→ **Data shown**
□ □ □
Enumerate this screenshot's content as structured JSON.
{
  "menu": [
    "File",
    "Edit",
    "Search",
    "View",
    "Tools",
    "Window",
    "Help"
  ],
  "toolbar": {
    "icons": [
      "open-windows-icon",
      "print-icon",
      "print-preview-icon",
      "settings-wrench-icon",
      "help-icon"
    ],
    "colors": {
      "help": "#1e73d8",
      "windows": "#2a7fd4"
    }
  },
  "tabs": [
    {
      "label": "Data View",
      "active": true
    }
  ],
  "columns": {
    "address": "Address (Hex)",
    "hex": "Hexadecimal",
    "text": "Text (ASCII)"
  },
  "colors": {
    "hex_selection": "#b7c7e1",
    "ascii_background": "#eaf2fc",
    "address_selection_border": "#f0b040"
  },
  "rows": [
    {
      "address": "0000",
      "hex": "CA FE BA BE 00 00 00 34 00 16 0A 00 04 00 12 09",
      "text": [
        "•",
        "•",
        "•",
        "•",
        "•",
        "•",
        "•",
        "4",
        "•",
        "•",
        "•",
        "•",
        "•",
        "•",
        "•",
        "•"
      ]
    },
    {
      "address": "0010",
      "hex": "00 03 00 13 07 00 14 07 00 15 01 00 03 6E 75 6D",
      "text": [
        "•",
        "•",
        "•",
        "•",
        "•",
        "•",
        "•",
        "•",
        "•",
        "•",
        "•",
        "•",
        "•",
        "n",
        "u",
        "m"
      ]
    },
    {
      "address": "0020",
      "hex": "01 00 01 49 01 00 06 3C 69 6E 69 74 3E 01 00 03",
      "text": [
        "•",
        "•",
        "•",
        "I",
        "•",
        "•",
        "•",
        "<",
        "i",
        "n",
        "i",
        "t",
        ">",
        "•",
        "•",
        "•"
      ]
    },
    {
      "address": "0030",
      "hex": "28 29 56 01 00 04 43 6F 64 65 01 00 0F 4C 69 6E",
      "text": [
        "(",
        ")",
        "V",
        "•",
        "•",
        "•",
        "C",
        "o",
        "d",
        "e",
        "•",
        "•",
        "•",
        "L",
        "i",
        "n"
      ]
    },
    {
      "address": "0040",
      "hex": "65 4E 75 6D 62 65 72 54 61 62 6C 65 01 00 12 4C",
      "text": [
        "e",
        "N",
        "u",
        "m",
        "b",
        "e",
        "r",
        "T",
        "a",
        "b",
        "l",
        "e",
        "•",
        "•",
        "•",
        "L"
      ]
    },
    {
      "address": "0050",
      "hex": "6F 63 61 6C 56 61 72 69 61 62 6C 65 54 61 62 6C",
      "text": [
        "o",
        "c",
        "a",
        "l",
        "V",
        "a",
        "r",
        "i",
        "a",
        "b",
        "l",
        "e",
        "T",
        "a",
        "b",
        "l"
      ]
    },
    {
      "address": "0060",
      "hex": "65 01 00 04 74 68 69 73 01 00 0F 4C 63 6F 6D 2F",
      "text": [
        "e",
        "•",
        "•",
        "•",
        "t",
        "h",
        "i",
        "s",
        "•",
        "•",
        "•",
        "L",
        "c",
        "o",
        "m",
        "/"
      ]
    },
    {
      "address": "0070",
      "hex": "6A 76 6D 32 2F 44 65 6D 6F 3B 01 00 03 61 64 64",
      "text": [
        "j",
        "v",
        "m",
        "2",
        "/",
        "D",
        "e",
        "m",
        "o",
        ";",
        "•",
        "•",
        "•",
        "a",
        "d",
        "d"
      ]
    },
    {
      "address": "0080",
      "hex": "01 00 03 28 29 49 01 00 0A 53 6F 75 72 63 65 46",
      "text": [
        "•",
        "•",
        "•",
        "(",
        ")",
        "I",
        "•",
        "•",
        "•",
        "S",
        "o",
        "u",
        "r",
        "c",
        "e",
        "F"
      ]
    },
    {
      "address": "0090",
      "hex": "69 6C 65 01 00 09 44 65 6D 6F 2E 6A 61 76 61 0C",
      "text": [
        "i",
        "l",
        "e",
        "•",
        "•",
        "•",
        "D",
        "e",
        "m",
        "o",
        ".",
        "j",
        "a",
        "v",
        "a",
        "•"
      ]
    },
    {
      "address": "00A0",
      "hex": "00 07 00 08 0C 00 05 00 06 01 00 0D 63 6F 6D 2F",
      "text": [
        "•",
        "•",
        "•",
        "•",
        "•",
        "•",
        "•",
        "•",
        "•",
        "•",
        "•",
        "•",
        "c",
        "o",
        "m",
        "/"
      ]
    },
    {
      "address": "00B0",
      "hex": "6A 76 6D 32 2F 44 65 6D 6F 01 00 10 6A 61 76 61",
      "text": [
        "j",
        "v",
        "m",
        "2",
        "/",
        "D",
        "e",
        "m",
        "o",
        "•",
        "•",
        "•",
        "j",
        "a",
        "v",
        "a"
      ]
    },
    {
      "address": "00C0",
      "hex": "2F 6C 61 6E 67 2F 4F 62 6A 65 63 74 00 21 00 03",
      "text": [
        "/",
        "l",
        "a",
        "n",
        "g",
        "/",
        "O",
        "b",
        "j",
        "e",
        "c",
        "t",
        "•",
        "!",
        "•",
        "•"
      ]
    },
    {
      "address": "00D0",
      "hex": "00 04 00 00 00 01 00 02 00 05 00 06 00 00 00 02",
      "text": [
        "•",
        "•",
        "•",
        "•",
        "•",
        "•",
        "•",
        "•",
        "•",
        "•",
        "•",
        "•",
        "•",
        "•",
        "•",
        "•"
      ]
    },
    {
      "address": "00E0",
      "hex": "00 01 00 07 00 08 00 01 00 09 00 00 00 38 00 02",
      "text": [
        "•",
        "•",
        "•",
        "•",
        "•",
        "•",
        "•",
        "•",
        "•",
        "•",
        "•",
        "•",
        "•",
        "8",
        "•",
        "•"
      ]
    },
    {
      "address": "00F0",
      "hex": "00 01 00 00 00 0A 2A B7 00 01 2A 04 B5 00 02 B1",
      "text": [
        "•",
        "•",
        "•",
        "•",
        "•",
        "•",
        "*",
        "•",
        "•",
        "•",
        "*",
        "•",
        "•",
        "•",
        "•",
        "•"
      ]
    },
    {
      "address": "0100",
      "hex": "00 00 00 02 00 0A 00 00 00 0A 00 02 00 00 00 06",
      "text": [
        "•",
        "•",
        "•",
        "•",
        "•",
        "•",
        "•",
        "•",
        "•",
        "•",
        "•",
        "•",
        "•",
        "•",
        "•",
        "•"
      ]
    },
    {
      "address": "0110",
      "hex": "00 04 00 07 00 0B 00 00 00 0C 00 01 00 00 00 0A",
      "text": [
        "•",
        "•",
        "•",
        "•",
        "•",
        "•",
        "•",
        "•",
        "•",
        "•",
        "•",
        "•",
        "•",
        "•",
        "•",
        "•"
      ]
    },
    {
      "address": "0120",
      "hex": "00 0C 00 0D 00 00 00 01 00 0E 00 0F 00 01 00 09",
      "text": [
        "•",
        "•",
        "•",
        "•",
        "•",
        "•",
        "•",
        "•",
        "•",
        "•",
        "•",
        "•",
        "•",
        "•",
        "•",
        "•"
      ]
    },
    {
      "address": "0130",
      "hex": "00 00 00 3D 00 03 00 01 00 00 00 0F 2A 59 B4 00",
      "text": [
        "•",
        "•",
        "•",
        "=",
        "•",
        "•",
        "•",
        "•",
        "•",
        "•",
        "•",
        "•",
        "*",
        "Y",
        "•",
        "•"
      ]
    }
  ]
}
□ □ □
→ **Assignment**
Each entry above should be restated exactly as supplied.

→ **Response**
Enumerate this screenshot's content as structured JSON.
{
  "menu": [
    "File",
    "Edit",
    "Search",
    "View",
    "Tools",
    "Window",
    "Help"
  ],
  "toolbar": {
    "icons": [
      "open-windows-icon",
      "print-icon",
      "print-preview-icon",
      "settings-wrench-icon",
      "help-icon"
    ],
    "colors": {
      "help": "#1e73d8",
      "windows": "#2a7fd4"
    }
  },
  "tabs": [
    {
      "label": "Data View",
      "active": true
    }
  ],
  "columns": {
    "address": "Address (Hex)",
    "hex": "Hexadecimal",
    "text": "Text (ASCII)"
  },
  "colors": {
    "hex_selection": "#b7c7e1",
    "ascii_background": "#eaf2fc",
    "address_selection_border": "#f0b040"
  },
  "rows": [
    {
      "address": "0000",
      "hex": "CA FE BA BE 00 00 00 34 00 16 0A 00 04 00 12 09",
      "text": [
        "•",
        "•",
        "•",
        "•",
        "•",
        "•",
        "•",
        "4",
        "•",
        "•",
        "•",
        "•",
        "•",
        "•",
        "•",
        "•"
      ]
    },
    {
      "address": "0010",
      "hex": "00 03 00 13 07 00 14 07 00 15 01 00 03 6E 75 6D",
      "text": [
        "•",
        "•",
        "•",
        "•",
        "•",
        "•",
        "•",
        "•",
        "•",
        "•",
        "•",
        "•",
        "•",
        "n",
        "u",
        "m"
      ]
    },
    {
      "address": "0020",
      "hex": "01 00 01 49 01 00 06 3C 69 6E 69 74 3E 01 00 03",
      "text": [
        "•",
        "•",
        "•",
        "I",
        "•",
        "•",
        "•",
        "<",
        "i",
        "n",
        "i",
        "t",
        ">",
        "•",
        "•",
        "•"
      ]
    },
    {
      "address": "0030",
      "hex": "28 29 56 01 00 04 43 6F 64 65 01 00 0F 4C 69 6E",
      "text": [
        "(",
        ")",
        "V",
        "•",
        "•",
        "•",
        "C",
        "o",
        "d",
        "e",
        "•",
        "•",
        "•",
        "L",
        "i",
        "n"
      ]
    },
    {
      "address": "0040",
      "hex": "65 4E 75 6D 62 65 72 54 61 62 6C 65 01 00 12 4C",
      "text": [
        "e",
        "N",
        "u",
        "m",
        "b",
        "e",
        "r",
        "T",
        "a",
        "b",
        "l",
        "e",
        "•",
        "•",
        "•",
        "L"
      ]
    },
    {
      "address": "0050",
      "hex": "6F 63 61 6C 56 61 72 69 61 62 6C 65 54 61 62 6C",
      "text": [
        "o",
        "c",
        "a",
        "l",
        "V",
        "a",
        "r",
        "i",
        "a",
        "b",
        "l",
        "e",
        "T",
        "a",
        "b",
        "l"
      ]
    },
    {
      "address": "0060",
      "hex": "65 01 00 04 74 68 69 73 01 00 0F 4C 63 6F 6D 2F",
      "text": [
        "e",
        "•",
        "•",
        "•",
        "t",
        "h",
        "i",
        "s",
        "•",
        "•",
        "•",
        "L",
        "c",
        "o",
        "m",
        "/"
      ]
    },
    {
      "address": "0070",
      "hex": "6A 76 6D 32 2F 44 65 6D 6F 3B 01 00 03 61 64 64",
      "text": [
        "j",
        "v",
        "m",
        "2",
        "/",
        "D",
        "e",
        "m",
        "o",
        ";",
        "•",
        "•",
        "•",
        "a",
        "d",
        "d"
      ]
    },
    {
      "address": "0080",
      "hex": "01 00 03 28 29 49 01 00 0A 53 6F 75 72 63 65 46",
      "text": [
        "•",
        "•",
        "•",
        "(",
        ")",
        "I",
        "•",
        "•",
        "•",
        "S",
        "o",
        "u",
        "r",
        "c",
        "e",
        "F"
      ]
    },
    {
      "address": "0090",
      "hex": "69 6C 65 01 00 09 44 65 6D 6F 2E 6A 61 76 61 0C",
      "text": [
        "i",
        "l",
        "e",
        "•",
        "•",
        "•",
        "D",
        "e",
        "m",
        "o",
        ".",
        "j",
        "a",
        "v",
        "a",
        "•"
      ]
    },
    {
      "address": "00A0",
      "hex": "00 07 00 08 0C 00 05 00 06 01 00 0D 63 6F 6D 2F",
      "text": [
        "•",
        "•",
        "•",
        "•",
        "•",
        "•",
        "•",
        "•",
        "•",
        "•",
        "•",
        "•",
        "c",
        "o",
        "m",
        "/"
      ]
    },
    {
      "address": "00B0",
      "hex": "6A 76 6D 32 2F 44 65 6D 6F 01 00 10 6A 61 76 61",
      "text": [
        "j",
        "v",
        "m",
        "2",
        "/",
        "D",
        "e",
        "m",
        "o",
        "•",
        "•",
        "•",
        "j",
        "a",
        "v",
        "a"
      ]
    },
    {
      "address": "00C0",
      "hex": "2F 6C 61 6E 67 2F 4F 62 6A 65 63 74 00 21 00 03",
      "text": [
        "/",
        "l",
        "a",
        "n",
        "g",
        "/",
        "O",
        "b",
        "j",
        "e",
        "c",
        "t",
        "•",
        "!",
        "•",
        "•"
      ]
    },
    {
      "address": "00D0",
      "hex": "00 04 00 00 00 01 00 02 00 05 00 06 00 00 00 02",
      "text": [
        "•",
        "•",
        "•",
        "•",
        "•",
        "•",
        "•",
        "•",
        "•",
        "•",
        "•",
        "•",
        "•",
        "•",
        "•",
        "•"
      ]
    },
    {
      "address": "00E0",
      "hex": "00 01 00 07 00 08 00 01 00 09 00 00 00 38 00 02",
      "text": [
        "•",
        "•",
        "•",
        "•",
        "•",
        "•",
        "•",
        "•",
        "•",
        "•",
        "•",
        "•",
        "•",
        "8",
        "•",
        "•"
      ]
    },
    {
      "address": "00F0",
      "hex": "00 01 00 00 00 0A 2A B7 00 01 2A 04 B5 00 02 B1",
      "text": [
        "•",
        "•",
        "•",
        "•",
        "•",
        "•",
        "*",
        "•",
        "•",
        "•",
        "*",
        "•",
        "•",
        "•",
        "•",
        "•"
      ]
    },
    {
      "address": "0100",
      "hex": "00 00 00 02 00 0A 00 00 00 0A 00 02 00 00 00 06",
      "text": [
        "•",
        "•",
        "•",
        "•",
        "•",
        "•",
        "•",
        "•",
        "•",
        "•",
        "•",
        "•",
        "•",
        "•",
        "•",
        "•"
      ]
    },
    {
      "address": "0110",
      "hex": "00 04 00 07 00 0B 00 00 00 0C 00 01 00 00 00 0A",
      "text": [
        "•",
        "•",
        "•",
        "•",
        "•",
        "•",
        "•",
        "•",
        "•",
        "•",
        "•",
        "•",
        "•",
        "•",
        "•",
        "•"
      ]
    },
    {
      "address": "0120",
      "hex": "00 0C 00 0D 00 00 00 01 00 0E 00 0F 00 01 00 09",
      "text": [
        "•",
        "•",
        "•",
        "•",
        "•",
        "•",
        "•",
        "•",
        "•",
        "•",
        "•",
        "•",
        "•",
        "•",
        "•",
        "•"
      ]
    },
    {
      "address": "0130",
      "hex": "00 00 00 3D 00 03 00 01 00 00 00 0F 2A 59 B4 00",
      "text": [
        "•",
        "•",
        "•",
        "=",
        "•",
        "•",
        "•",
        "•",
        "•",
        "•",
        "•",
        "•",
        "*",
        "Y",
        "•",
        "•"
      ]
    }
  ]
}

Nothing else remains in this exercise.